_Material supplied_.
====================
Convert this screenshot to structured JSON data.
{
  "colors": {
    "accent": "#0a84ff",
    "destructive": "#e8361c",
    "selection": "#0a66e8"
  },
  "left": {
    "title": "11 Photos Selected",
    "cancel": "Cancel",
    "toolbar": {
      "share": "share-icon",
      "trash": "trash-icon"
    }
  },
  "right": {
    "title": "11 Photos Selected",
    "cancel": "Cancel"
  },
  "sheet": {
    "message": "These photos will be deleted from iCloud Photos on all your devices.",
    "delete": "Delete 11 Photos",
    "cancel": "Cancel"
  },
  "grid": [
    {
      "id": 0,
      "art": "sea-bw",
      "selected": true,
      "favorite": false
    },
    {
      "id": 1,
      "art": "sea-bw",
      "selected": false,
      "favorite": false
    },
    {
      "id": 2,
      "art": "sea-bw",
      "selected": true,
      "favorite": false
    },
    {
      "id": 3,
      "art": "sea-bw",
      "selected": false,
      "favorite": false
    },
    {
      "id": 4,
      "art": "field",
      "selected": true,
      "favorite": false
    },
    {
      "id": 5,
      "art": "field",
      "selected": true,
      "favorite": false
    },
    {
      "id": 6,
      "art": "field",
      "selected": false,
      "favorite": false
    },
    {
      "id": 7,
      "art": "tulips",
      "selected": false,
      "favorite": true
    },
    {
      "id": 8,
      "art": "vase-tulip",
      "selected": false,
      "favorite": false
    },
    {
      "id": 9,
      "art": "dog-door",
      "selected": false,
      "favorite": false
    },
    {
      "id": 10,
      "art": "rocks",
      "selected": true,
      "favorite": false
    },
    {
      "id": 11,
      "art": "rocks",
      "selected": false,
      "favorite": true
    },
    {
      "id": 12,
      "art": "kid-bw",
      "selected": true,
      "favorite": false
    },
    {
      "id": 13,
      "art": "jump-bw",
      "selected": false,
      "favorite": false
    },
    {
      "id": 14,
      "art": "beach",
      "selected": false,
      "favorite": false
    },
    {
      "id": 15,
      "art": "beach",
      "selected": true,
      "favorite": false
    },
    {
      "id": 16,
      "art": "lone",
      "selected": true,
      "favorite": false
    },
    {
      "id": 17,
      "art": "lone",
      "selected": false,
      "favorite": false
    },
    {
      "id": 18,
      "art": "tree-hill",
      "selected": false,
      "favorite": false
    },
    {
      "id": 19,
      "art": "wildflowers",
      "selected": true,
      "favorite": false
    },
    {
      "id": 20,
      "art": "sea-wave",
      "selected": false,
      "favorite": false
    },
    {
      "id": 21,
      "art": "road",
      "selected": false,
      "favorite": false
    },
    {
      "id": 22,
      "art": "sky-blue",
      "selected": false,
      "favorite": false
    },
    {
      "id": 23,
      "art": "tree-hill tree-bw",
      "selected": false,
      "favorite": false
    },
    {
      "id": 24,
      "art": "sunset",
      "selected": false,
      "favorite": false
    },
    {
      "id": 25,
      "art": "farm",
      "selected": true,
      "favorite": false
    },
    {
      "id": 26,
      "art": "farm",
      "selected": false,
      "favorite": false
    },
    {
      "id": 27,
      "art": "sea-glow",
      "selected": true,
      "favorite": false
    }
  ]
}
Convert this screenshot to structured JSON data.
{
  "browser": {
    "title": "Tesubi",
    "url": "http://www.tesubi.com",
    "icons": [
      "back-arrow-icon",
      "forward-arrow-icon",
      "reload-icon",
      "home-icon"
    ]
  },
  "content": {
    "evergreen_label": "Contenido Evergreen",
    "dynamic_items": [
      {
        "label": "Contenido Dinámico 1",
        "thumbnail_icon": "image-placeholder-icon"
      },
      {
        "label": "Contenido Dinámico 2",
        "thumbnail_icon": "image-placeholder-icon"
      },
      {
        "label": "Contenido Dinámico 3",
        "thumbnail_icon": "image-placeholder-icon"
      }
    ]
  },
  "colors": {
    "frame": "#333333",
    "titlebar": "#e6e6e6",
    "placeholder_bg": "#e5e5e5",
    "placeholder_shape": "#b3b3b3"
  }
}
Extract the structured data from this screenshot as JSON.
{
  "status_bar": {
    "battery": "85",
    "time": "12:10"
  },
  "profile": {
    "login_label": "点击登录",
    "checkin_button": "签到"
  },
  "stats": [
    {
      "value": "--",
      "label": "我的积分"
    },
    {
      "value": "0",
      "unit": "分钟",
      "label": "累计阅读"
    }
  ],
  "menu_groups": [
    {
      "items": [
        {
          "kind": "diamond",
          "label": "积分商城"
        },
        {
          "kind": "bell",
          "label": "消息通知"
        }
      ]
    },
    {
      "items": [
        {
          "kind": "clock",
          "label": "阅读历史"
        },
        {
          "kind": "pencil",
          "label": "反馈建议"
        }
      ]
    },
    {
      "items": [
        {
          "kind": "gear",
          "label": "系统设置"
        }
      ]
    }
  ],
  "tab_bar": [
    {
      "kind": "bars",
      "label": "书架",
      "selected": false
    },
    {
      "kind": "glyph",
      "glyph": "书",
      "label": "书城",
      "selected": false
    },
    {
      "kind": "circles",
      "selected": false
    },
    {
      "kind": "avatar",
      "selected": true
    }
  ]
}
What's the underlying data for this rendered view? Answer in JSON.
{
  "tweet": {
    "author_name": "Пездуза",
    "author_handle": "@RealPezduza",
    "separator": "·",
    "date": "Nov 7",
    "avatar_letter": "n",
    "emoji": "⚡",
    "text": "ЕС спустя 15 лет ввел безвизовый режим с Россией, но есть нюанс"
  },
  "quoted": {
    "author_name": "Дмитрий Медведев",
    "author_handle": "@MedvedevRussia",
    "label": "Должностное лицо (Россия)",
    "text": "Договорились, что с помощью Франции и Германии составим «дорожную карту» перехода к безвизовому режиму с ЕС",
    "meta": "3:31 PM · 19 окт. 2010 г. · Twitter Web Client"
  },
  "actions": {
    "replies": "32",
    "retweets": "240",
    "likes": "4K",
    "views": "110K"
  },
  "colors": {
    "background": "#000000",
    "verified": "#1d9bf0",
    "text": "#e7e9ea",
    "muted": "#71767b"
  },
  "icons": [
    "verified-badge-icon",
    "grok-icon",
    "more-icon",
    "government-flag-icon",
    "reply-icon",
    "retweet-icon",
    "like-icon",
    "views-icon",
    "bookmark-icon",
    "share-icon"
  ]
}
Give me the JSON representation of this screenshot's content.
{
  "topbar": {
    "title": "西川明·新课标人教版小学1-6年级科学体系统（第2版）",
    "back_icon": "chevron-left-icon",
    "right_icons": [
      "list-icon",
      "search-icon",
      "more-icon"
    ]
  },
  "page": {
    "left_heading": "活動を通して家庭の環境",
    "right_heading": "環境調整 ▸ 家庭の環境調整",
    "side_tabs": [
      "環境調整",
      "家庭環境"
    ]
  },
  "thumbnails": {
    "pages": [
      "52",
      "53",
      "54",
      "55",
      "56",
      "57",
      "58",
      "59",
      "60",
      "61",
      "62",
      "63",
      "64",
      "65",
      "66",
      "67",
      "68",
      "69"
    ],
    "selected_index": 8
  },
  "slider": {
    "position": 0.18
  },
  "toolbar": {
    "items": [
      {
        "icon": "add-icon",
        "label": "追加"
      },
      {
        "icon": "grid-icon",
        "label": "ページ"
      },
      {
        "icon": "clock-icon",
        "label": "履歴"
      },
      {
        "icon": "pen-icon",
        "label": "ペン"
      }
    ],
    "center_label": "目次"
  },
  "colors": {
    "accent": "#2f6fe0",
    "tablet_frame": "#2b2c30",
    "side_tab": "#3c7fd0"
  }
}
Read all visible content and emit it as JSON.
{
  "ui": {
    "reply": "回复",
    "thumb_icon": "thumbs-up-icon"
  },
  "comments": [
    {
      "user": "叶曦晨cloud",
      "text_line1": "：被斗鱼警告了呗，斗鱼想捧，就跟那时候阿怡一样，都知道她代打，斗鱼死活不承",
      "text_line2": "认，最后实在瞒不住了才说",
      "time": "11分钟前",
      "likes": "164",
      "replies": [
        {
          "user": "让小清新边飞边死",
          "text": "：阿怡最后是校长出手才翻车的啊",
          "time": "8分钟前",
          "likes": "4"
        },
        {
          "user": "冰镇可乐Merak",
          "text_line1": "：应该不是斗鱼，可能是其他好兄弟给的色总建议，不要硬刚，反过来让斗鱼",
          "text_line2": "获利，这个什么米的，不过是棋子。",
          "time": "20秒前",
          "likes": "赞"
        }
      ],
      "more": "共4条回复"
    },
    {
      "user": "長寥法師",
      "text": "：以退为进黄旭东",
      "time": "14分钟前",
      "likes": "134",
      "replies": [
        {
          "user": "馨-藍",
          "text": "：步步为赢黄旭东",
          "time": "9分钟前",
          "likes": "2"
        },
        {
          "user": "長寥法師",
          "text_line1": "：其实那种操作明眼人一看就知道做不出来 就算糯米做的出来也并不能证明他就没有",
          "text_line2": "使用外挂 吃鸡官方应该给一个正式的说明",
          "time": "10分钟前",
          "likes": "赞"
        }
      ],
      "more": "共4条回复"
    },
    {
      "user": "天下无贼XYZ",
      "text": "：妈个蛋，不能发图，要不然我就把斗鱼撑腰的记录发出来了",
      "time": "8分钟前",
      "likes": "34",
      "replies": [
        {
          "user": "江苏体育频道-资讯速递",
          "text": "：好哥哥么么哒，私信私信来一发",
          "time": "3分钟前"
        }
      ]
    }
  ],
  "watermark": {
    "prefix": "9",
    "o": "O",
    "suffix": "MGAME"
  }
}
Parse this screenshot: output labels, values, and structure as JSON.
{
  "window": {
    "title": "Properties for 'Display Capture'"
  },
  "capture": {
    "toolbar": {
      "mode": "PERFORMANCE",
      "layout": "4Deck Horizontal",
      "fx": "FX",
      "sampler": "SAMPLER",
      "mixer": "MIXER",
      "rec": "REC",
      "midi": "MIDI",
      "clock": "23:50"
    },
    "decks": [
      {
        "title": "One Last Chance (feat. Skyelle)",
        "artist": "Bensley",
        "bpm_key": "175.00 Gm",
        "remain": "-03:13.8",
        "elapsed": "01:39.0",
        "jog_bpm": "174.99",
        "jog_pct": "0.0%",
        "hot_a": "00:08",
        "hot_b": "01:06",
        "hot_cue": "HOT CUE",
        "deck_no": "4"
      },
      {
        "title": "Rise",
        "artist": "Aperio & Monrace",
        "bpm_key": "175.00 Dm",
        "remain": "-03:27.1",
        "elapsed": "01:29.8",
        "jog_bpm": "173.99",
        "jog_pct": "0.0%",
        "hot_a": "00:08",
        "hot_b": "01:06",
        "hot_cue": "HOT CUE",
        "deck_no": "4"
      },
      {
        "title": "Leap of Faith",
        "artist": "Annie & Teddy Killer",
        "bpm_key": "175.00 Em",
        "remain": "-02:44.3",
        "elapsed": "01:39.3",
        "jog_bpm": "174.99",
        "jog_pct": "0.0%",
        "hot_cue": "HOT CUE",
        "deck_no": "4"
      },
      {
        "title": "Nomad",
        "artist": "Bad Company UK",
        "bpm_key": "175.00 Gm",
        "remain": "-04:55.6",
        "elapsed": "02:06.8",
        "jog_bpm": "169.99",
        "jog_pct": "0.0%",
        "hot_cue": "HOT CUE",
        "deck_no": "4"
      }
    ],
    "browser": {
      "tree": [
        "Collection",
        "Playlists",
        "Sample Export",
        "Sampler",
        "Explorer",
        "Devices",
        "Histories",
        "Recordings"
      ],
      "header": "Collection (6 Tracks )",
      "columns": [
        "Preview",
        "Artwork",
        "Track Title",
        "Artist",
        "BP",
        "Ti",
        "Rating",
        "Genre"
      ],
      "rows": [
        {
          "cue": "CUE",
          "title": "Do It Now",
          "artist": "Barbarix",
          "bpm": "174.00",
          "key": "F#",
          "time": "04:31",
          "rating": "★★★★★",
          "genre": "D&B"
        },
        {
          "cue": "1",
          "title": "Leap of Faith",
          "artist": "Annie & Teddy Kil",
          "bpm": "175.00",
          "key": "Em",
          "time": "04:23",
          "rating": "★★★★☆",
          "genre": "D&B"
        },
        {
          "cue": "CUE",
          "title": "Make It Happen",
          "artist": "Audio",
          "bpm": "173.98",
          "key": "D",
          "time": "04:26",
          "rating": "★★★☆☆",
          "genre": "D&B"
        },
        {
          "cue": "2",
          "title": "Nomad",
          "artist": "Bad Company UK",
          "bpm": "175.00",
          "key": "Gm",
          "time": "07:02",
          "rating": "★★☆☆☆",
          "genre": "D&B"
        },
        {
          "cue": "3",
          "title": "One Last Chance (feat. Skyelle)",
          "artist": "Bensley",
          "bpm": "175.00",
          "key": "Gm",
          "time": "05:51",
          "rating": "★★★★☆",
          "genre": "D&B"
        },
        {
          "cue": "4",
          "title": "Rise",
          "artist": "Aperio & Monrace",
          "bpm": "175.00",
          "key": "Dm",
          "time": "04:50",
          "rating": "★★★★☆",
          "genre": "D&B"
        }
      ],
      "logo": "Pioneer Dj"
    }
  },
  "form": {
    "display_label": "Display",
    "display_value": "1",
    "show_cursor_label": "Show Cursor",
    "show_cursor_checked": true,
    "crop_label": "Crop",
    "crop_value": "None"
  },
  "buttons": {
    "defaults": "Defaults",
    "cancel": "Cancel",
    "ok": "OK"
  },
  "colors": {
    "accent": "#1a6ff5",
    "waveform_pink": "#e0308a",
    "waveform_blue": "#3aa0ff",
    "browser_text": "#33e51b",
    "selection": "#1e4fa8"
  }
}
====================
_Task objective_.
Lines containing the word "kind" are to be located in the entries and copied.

_Answer below_.
          "kind": "diamond",
          "kind": "bell",
          "kind": "clock",
          "kind": "pencil",
          "kind": "gear",
      "kind": "bars",
      "kind": "glyph",
      "kind": "circles",
      "kind": "avatar",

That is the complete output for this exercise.